Auto manufacturing is a diverse user of rotary unions for a broad range of parts or components and materials, whether machined steel, iron or aluminum, stampings, plastics, glass, or paperboard. Rotary unions are used for operations that require coolant, lubricant, or hydraulics.
There are two kinds of car wash facilities that use unions: the automatic and the hand-operated. Most manufacturers of automatic systems have several revolving brushes that use 55 series to introduce low-pressure detergent water through the supporting shaft to the brushes. In addition, automatic car washes have spinners that require rotary unions to transmit high-pressure water into the spinning mechanisms.
Downstream processing of paper, plastic film, foil, and related substrate materials into finished, printed packaging such as bags, pouches, labels, tags, folding cartons, and corrugated shipping cases is called converting. Rotary unions are used in all types of converting for water, steam, thermal oil, air, or hydraulics.
Rotary unions may be used to transmit coolant, cutting oil, MQL, pressurized air in a bearingless or bearing supported configuration. Besides coolant delivery, rotary unions are used for chucking, tool sensing, rotary index table, and other machine tool applications.
Electro-hydraulic equipment used in mining operations employs rotary unions including shuttle cars and coal cars, drill heads, backhoes, clamshell cranes, and draglines. In addition, boom hoists, retrieving drums and bucket drum clutches each requires rotary unions.
Oil and gas
Drilling rigs (oil or gas) use air clutches and brakes that require rotary unions. Water unions are used to flush mud from the drill tip, and must withstand shock and vibration in this severe application. Oil and petrochemical refineries use batch mixers, flaking mills, blenders and drying rolls that each require rotary unions.
Paper applications span the supply chain from the raw pulp and paper mills, to the downstream paper converters. Mills use steam joint and siphon systems and water unions for heating and cooling. Converters use rotary unions for heating and cooling rolls, as well as winders with air clutches and brakes.
The manufacturing of plastic materials encompasses a wide variety of applications including cast film, blown film, foam, flexible and rigid sheet extrusion, single and multi-layer co-extrusion, blow molding, thermoforming, pelletizing, wire and cable, injection molding and winding. Rotary unions are used for heating or cooling the many processing rolls throughout the wide variety of applications. In addition, rotary unions for air and hydraulic service are used in winding and injection molding applications. Many of today’s modern winding applications will also utilize electrical slip rings.
Printing on flexible rolls of paper or plastic films requires rotary unions for air or hydraulics, as well as chill rolls for temperature control. Web offset and sheet printing equipment use many rotary unions on the ink vibrator and chill rolls.
Rubber is compounded on big industrial mixers that use rotary unions for water-cooled rolls.

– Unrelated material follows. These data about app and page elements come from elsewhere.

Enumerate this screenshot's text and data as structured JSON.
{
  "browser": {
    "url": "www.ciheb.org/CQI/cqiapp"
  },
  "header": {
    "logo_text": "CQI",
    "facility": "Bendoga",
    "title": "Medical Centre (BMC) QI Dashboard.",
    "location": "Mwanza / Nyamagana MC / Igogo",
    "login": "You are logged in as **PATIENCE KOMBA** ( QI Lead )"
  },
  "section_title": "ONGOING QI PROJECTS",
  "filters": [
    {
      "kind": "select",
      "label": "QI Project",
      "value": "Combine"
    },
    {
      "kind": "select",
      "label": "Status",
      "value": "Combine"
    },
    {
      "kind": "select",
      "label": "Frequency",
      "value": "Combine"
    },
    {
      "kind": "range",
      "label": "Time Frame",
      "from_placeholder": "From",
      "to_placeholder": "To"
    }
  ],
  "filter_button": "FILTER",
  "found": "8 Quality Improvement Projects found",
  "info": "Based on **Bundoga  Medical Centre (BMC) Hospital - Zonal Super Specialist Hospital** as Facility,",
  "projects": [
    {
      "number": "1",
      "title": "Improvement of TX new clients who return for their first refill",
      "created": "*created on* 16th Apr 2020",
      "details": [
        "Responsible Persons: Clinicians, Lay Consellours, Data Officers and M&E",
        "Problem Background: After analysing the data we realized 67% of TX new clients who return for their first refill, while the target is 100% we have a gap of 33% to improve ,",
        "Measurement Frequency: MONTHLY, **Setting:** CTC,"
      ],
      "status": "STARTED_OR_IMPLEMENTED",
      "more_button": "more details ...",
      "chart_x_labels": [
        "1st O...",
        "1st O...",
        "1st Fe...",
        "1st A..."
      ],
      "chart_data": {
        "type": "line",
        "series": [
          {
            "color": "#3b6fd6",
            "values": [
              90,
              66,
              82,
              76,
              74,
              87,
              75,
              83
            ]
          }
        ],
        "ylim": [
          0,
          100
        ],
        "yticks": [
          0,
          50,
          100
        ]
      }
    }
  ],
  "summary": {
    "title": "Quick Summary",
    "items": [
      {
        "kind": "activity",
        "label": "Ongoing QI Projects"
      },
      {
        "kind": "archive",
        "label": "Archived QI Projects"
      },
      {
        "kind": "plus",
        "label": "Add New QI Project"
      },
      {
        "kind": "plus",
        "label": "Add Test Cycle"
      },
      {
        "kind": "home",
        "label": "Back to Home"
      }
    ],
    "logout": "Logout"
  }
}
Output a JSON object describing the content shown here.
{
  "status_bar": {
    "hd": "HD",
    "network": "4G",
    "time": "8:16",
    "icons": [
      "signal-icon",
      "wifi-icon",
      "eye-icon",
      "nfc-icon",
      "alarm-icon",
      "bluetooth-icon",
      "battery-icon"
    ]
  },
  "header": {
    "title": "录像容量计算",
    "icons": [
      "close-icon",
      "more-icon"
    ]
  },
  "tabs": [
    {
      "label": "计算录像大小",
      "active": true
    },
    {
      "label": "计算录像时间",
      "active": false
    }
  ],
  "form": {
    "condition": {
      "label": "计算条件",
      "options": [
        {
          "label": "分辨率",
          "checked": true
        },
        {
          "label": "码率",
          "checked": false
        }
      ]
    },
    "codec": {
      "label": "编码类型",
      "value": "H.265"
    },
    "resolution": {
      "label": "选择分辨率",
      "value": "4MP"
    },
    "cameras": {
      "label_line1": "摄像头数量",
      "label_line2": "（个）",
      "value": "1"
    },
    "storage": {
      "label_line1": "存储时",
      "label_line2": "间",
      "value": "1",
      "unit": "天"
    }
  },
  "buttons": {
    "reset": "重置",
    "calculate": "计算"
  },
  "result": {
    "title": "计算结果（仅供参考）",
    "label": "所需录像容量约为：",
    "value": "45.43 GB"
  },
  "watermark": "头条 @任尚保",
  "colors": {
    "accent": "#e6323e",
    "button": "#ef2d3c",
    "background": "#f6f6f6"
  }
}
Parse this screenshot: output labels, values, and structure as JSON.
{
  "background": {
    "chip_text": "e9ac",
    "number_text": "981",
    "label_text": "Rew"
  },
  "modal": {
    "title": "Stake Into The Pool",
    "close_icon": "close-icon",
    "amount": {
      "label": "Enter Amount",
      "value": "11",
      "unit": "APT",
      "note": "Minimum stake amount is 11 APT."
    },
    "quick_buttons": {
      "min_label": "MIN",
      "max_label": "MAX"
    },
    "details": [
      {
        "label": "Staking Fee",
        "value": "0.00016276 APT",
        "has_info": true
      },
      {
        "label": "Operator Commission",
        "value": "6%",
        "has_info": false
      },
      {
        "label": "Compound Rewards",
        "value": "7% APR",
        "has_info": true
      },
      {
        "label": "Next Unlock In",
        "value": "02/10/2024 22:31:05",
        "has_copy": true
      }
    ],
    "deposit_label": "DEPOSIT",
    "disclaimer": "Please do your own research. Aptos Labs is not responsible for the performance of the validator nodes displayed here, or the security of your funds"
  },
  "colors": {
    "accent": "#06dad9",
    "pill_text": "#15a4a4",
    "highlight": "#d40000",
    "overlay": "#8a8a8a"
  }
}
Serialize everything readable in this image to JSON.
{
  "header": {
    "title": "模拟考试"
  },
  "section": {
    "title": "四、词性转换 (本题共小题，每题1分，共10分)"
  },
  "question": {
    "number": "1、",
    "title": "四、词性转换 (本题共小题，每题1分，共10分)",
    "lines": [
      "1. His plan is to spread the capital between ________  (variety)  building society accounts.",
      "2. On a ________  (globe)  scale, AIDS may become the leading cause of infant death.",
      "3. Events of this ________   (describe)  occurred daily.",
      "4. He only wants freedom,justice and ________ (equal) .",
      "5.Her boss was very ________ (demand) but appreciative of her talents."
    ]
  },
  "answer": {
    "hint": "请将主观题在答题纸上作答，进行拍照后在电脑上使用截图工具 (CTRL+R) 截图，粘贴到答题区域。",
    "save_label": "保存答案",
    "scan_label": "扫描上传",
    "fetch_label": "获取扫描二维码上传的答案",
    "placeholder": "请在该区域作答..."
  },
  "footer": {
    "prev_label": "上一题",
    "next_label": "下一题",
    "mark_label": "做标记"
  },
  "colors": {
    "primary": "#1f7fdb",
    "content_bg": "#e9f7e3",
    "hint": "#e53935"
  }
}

Rubber extrusion is similar to plastic extrusion, with rotary unions used to cool the extruder screw.
The steel industry is one of the largest users of rotary unions primarily for continuous casting machines (CCM) which use rotary unions to cool the numerous rolls that support molten slabs as it moves by gravity through various segments onto a run-out table to downstream annealing and heat treating. The slab is formed into coil or sheet. Coil is further converted in processing centers that require hydraulic unions for the actuation of mandrels.
The textile industry is a large user of water, steam, and hot oil unions. Weaving, dyeing, and finishing processes are the largest users of rotary unions.
Rubber tire plants use industrial mixers, extruders, calendar train cooling stacks and rayon slashers to make tire cord. Rotary unions are used in every process for temperature control.